At some point you may find yourself wanting to contribute to someone else's project, or would like to use someone's project as the starting point for your own. This is known as “forking.” For this tutorial, we’ll be using the Spoon-Knife project.
Next: Set Up Your Local Repo
You've successfully forked the Spoon-Knife repo, but so far it only exists on GitHub. To be able to work on the project, you will need to clone it to your local machine.
Clone the “Spoon-Knife” project
Run the following code:
$ git clone email@example.com:username/Spoon-Knife.gitClones your copy of the repo into the current directory in terminal
When a repo is cloned, it has a default remote called
originthat points to your fork on GitHub, not the original repo it was forked from. To keep track of the original repo, you need to add another remote named
A remote is a repo stored on another computer, in this case on GitHub’s server. It is standard practice (and also the default in some cases) to give the name
originto the remote that points to your main offsite repo (for example, your GitHub repo).
Git supports multiple remotes. This is commonly used when forking a repo.
$ cd Spoon-KnifeChanges the active directory in the prompt to the newly cloned "Spoon-Knife" directory $ git remote add upstream git://github.com/octocat/Spoon-Knife.gitAssigns the original repo to a remote called "upstream" $ git fetch upstreamPulls in changes not present in your local repository, without modifying your files
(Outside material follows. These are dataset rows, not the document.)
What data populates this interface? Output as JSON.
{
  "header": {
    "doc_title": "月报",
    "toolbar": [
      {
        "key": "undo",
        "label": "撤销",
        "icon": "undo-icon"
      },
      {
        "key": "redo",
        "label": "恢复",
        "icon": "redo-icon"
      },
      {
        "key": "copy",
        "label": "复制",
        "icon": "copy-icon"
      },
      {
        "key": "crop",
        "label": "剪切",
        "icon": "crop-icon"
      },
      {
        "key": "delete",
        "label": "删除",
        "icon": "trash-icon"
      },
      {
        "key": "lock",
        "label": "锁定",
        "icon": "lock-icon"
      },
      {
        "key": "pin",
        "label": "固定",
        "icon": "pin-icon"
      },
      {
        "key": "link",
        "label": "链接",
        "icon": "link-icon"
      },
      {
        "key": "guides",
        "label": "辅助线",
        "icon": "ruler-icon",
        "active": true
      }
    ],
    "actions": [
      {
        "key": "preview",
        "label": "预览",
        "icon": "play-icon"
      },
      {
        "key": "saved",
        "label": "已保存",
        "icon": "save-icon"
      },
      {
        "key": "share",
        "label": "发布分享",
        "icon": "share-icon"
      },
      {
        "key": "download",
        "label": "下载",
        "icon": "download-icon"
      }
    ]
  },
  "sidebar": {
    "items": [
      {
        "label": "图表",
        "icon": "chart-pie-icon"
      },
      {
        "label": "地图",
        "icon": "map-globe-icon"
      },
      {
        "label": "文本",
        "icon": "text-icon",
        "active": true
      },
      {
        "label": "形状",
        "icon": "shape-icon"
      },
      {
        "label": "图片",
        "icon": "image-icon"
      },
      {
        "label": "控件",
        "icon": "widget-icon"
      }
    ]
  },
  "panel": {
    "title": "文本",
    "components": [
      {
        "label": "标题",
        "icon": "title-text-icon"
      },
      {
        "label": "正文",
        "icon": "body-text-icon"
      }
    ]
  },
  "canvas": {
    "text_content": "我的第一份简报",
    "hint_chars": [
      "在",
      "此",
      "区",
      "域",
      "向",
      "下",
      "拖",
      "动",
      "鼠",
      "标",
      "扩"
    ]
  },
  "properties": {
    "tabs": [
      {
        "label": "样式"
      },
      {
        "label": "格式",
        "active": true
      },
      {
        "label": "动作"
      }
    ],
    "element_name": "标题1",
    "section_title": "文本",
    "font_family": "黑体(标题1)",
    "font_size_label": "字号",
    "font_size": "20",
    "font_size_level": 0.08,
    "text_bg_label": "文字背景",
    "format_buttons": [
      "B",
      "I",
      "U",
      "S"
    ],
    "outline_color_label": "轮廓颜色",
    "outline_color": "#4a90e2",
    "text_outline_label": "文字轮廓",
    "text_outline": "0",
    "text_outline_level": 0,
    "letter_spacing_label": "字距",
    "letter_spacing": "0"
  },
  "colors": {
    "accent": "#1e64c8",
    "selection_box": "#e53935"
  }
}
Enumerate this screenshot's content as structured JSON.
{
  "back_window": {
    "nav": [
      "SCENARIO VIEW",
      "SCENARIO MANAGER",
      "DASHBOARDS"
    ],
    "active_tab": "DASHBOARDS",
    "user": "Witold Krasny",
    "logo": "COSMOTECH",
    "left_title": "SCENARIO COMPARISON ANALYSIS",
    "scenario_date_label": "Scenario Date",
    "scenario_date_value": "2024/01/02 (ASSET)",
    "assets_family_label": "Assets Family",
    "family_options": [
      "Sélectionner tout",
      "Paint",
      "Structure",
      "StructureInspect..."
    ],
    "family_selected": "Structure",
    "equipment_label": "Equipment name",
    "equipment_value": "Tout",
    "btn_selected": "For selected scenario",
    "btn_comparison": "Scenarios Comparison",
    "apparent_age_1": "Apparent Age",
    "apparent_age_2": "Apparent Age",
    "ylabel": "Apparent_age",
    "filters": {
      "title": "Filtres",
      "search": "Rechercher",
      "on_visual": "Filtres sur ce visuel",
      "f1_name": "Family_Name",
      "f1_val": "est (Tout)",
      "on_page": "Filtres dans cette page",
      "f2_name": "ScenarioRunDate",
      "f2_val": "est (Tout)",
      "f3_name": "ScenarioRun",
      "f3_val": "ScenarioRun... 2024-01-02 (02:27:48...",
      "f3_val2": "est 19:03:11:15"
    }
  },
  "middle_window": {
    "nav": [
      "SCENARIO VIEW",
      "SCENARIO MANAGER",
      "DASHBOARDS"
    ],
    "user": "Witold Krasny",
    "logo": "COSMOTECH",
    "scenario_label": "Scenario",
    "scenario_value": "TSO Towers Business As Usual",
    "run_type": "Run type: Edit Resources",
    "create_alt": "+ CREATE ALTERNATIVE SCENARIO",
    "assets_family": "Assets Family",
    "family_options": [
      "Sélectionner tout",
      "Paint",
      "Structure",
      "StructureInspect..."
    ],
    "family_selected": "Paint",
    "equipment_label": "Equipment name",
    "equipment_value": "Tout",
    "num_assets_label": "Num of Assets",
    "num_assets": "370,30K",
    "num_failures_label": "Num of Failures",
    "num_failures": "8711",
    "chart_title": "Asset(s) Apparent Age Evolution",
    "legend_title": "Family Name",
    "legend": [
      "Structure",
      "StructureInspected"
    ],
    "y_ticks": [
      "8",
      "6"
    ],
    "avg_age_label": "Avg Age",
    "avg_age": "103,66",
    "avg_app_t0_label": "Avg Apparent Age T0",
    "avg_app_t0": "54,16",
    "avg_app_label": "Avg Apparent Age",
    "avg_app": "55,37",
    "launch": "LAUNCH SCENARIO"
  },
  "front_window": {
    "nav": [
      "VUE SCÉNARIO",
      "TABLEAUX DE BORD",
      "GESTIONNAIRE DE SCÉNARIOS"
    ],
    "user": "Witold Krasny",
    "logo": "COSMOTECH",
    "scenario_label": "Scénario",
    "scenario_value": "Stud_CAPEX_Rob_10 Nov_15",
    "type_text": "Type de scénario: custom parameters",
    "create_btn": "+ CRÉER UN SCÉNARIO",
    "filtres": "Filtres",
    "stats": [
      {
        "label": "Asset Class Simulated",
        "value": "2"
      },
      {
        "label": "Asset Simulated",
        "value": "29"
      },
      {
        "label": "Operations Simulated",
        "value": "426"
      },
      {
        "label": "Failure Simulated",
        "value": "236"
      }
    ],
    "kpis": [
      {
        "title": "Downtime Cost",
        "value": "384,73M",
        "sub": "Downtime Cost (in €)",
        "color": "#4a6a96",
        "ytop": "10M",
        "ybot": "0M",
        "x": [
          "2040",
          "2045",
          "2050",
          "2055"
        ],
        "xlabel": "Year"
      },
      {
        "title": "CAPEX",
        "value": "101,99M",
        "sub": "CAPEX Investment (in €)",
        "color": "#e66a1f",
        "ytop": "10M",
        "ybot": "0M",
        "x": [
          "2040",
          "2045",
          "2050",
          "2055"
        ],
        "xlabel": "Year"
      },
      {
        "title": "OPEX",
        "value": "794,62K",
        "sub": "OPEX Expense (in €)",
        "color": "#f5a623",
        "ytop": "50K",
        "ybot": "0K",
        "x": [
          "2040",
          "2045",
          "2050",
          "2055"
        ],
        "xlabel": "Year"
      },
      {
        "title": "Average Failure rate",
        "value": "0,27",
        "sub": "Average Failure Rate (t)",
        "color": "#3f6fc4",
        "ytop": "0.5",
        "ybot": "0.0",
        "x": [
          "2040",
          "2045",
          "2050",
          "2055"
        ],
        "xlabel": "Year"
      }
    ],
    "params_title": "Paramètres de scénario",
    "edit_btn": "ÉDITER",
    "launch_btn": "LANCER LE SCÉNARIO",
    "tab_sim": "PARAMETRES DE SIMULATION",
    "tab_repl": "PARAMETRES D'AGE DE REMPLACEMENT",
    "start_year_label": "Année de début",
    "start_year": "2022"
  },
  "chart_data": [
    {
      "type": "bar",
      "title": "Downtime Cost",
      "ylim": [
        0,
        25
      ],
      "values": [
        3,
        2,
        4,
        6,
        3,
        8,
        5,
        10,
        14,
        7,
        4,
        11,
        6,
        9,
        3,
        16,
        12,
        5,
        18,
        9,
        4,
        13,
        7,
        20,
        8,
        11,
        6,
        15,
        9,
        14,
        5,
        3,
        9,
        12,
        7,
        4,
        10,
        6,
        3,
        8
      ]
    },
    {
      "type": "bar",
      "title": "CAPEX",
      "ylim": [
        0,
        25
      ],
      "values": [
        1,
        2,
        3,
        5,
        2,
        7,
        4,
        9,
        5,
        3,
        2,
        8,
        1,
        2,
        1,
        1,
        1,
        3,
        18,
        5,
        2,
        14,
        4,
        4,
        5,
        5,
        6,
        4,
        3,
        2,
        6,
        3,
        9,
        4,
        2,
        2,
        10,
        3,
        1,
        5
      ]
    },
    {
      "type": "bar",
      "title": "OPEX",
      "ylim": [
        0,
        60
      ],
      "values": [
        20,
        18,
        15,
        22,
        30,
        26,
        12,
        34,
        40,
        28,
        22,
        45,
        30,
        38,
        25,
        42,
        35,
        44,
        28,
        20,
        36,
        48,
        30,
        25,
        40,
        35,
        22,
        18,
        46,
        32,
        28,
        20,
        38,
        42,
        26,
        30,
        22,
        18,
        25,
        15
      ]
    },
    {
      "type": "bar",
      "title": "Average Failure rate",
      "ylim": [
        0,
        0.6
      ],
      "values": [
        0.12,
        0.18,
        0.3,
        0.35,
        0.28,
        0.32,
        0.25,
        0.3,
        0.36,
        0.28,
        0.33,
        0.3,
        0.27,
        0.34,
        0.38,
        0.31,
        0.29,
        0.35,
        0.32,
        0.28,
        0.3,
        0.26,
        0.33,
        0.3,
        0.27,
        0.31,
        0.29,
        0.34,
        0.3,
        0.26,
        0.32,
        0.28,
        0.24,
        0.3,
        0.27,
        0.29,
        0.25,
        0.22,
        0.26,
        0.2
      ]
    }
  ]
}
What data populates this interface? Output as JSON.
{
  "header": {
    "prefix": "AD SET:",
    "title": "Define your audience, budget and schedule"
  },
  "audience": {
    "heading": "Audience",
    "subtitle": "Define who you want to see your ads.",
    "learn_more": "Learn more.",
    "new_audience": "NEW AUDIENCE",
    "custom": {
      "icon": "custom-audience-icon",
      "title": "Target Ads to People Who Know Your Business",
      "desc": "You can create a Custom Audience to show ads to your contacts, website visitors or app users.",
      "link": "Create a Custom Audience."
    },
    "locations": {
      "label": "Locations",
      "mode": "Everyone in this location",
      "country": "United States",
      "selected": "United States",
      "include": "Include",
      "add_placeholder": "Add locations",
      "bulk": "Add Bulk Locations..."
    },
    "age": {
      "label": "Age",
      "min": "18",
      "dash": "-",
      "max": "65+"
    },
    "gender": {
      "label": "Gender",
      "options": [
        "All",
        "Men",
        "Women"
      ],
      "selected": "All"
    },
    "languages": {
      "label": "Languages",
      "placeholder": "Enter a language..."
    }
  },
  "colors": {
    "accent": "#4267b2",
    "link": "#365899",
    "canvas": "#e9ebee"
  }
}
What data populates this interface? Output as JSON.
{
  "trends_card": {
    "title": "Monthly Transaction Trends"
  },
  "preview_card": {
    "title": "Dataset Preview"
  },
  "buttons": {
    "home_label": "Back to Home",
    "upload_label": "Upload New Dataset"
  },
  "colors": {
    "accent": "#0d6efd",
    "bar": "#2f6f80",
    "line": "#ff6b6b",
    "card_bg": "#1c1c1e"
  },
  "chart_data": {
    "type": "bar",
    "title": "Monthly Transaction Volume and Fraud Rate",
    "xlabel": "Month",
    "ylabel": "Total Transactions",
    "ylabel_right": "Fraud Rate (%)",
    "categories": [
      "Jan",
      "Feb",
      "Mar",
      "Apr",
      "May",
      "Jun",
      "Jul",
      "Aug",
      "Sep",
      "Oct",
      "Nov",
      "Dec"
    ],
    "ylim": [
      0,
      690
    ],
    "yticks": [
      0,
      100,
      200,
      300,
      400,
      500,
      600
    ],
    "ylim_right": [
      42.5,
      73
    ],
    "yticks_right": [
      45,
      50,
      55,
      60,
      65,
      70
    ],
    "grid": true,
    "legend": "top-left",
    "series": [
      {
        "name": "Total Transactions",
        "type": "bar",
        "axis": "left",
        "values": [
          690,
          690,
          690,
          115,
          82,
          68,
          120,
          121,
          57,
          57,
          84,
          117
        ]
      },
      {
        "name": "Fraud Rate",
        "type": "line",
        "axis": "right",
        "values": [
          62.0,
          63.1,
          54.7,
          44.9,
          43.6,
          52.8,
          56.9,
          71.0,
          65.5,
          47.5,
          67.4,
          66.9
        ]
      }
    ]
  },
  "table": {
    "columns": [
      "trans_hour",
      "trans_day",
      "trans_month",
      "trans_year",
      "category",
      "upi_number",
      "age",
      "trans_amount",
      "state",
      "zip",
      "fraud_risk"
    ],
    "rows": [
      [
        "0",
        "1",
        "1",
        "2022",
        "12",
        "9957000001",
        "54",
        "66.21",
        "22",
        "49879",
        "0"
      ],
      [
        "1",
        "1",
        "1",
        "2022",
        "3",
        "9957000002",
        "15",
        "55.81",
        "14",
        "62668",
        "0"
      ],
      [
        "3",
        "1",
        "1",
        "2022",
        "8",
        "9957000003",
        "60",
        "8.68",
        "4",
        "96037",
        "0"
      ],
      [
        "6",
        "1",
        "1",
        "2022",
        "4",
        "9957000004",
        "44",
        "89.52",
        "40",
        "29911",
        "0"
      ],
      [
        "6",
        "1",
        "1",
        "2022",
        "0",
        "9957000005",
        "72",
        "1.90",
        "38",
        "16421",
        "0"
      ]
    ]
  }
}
Then: More Things You Can Do
You’ve successfully forked a repo, but get a load of these other cool things you can do:
Once you’ve made some commits to a forked repo and want to push it to your forked project, you do it the same way you would with a regular repo:
Think of a commit as a snapshot of your project —code, files, everything — at a particular point in time. More accurately, after your first commit, each subsequent commit is only a snapshot of your changes. For code files, this means it only takes a snapshot of the lines of code that have changed. For everything else like music or image files, it saves a new copy of the file.
$ git push origin masterPushes commits to your remote repo stored on GitHub
Pull in upstream changes
If the original repo you forked your project from gets updated, you can add those updates to your fork by running the following code:
$ git fetch upstreamFetches any new changes from the original repo $ git merge upstream/masterMerges any changes fetched into your working files
There are two ways to get commits from a remote repo or branch:
pull. While they might seem similar at first, there are distinct differences you should consider.
$ git pull upstreamPulls commits from 'upstream' and adds them to the local repo
When you use
pull, Git tries to automatically do your work for you. It is context sensitive, so Git will merge any pulled commits into the branch you are currently working in. One thing to keep in mind is that
pullautomatically merges the commits without letting you review them first. If you don’t closely manage your branches you may run into frequent conflicts.
$ git fetch upstreamFetches any new commits from the original repo $ git merge upstream/masterMerges any commits fetched into your working files
fetch, Git gathers any commits from the target branch that do not exist in your current branch and stores them in your local repo. However, it does not merge them with your current branch. This is particularly useful if you need to keep your repo up to date but are working on something that might break if you update your files. To integrate the commits into your master branch, you use
merge. This combines the specified branches and prompts you if there are any conflicts.
Work with branches
Branching allows you to build new features or test out ideas without putting your main project at risk. A Git branch is a small file that references the commit it was spawned from. This makes Git branches very small and easy to work with.
Branches are pretty easy to work with and will save you a lot of headaches, especially when working with multiple people. To create a branch and begin working in it, use the following script:
$ git branch mybranchCreates a new branch called "mybranch" $ git checkout mybranchMakes "mybranch" the active branch
Alternatively, you can use the shortcut:
$ git checkout -b mybranchCreates a new branch called "mybranch" and makes it the active branch
To switch between branches, use
$ git checkout masterMakes "master" the active branch $ git checkout mybranchMakes "mybranch" the active branch
Once you’re finished working on your branch and are ready to combine it back into the
$ git checkout masterMakes "master" the active branch $ git merge mybranchMerges the commits from "mybranch" into "master" $ git branch -d mybranchDeletes the "mybranch" branch
If you are hoping to contribute back to the original fork, you can send the original author a pull request.
Unwatch the main repo
When you fork a particularly popular repo, you may find yourself with a lot of unwanted updates about it. To unsubscribe from updates to the main repo, click the “Unwatch” button on the main repo.
Delete your fork
At some point you may decide that you want to delete your fork. To delete a fork, just follow the same steps as you would to delete a regular repo.
You have now forked a repo. What do you want to do next?